A 9-year-old boy died last week in British Columbia after having an asthma attack during the ongoing wildfires in Canada.
Carter Vigh had asthma his entire life and always carried his inhaler, his parents, James and Amber Vigh, told CNN Canadian partner, CBC.
Carter’s parents told CBC that their son died July 11 after visiting the emergency room for an asthma attack.
While his cause of death has not been determined yet, the BC Coroners Service said in a Monday afternoon bulletin that it is investigating his death as “related to an existing medical condition aggravated by wildfire smoke.”
“The sudden and unexpected death of this young boy is a heartbreaking loss for his family and community,” the coroner’s service said.
Carter was at a water park with friends earlier in the day when the air was clearer and then went to a birthday party, his parents told CBC. “He had a great day,” said Amber Vigh. “I had no indication he was struggling in any way.”
Carter began coughing in the evening, and his parents gave him his inhaler and advised him to concentrate on his breathing.
The coughing worsened, so they took Carter to the hospital where they said he later lost consciousness.
“I’m hoping that people realize how quickly it can turn because we had his asthma under control.

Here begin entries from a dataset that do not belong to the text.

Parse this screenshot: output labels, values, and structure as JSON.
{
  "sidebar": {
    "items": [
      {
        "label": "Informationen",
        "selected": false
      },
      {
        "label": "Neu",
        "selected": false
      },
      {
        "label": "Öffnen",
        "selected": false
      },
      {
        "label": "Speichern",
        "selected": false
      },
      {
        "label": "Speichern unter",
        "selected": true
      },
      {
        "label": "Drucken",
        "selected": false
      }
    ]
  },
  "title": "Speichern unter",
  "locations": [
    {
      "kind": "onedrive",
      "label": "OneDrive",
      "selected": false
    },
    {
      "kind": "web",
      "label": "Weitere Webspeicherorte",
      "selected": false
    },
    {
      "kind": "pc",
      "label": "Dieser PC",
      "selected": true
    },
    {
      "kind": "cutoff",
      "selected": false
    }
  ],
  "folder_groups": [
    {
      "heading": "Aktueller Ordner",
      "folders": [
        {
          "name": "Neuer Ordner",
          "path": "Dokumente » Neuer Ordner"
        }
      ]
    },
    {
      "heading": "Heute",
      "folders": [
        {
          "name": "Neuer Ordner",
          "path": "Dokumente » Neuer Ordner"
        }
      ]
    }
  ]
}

We were so diligent,” his parents told CBC.
“They tried everything,” Amber told CBC. “I just stood there and just told him that I loved him and just to breathe.”

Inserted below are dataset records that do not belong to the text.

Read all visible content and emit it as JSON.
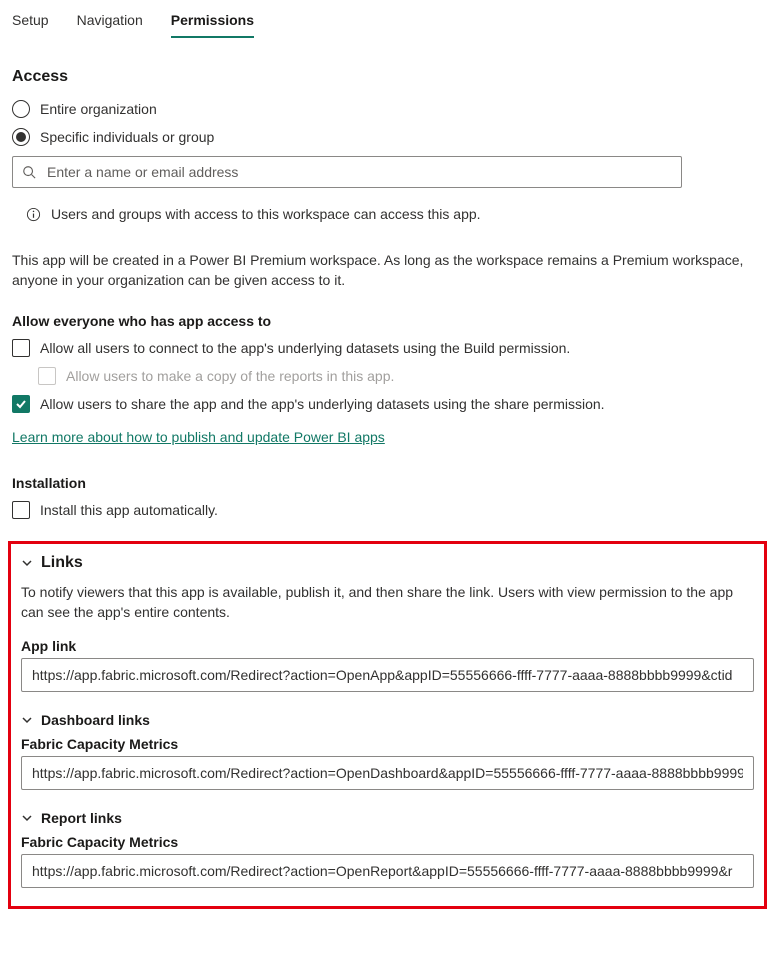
{
  "tabs": {
    "setup": "Setup",
    "navigation": "Navigation",
    "permissions": "Permissions"
  },
  "access": {
    "heading": "Access",
    "entire_org": "Entire organization",
    "specific": "Specific individuals or group",
    "search_placeholder": "Enter a name or email address",
    "info": "Users and groups with access to this workspace can access this app.",
    "premium_note": "This app will be created in a Power BI Premium workspace. As long as the workspace remains a Premium workspace, anyone in your organization can be given access to it."
  },
  "allow": {
    "heading": "Allow everyone who has app access to",
    "build": "Allow all users to connect to the app's underlying datasets using the Build permission.",
    "copy": "Allow users to make a copy of the reports in this app.",
    "share": "Allow users to share the app and the app's underlying datasets using the share permission.",
    "learn_link": "Learn more about how to publish and update Power BI apps"
  },
  "install": {
    "heading": "Installation",
    "auto": "Install this app automatically."
  },
  "links": {
    "heading": "Links",
    "desc": "To notify viewers that this app is available, publish it, and then share the link. Users with view permission to the app can see the app's entire contents.",
    "app_link_label": "App link",
    "app_link_value": "https://app.fabric.microsoft.com/Redirect?action=OpenApp&appID=55556666-ffff-7777-aaaa-8888bbbb9999&ctid",
    "dashboard_heading": "Dashboard links",
    "dashboard_label": "Fabric Capacity Metrics",
    "dashboard_value": "https://app.fabric.microsoft.com/Redirect?action=OpenDashboard&appID=55556666-ffff-7777-aaaa-8888bbbb9999",
    "report_heading": "Report links",
    "report_label": "Fabric Capacity Metrics",
    "report_value": "https://app.fabric.microsoft.com/Redirect?action=OpenReport&appID=55556666-ffff-7777-aaaa-8888bbbb9999&r"
  }
}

His parents described Carter as “perfect” and the “most loving boy.”
“Our communities are now becoming more aware of the risks presented by wildfire smoke and the measures that can be taken to reduce those risks,” the coroner’s service said.
Children can have a harder time breathing when the air quality is bad due to how small their airways are, CNN previously reported. The lungs in children are not fully developed either, which adds to the difficulty.
As of Tuesday, more than 900 wildfires are burning across Canada, according to the Canadian Interagency Forest Fire Centre’s website. So far, at least two firefighters have died battling the wildfires.
The Canadian government put out a special air quality statement for British Columbia on Monday that will carry over to Tuesday. The statement says that smoky conditions will be “intensified” by Tuesday morning in the 100 Mile and Williams Lake area.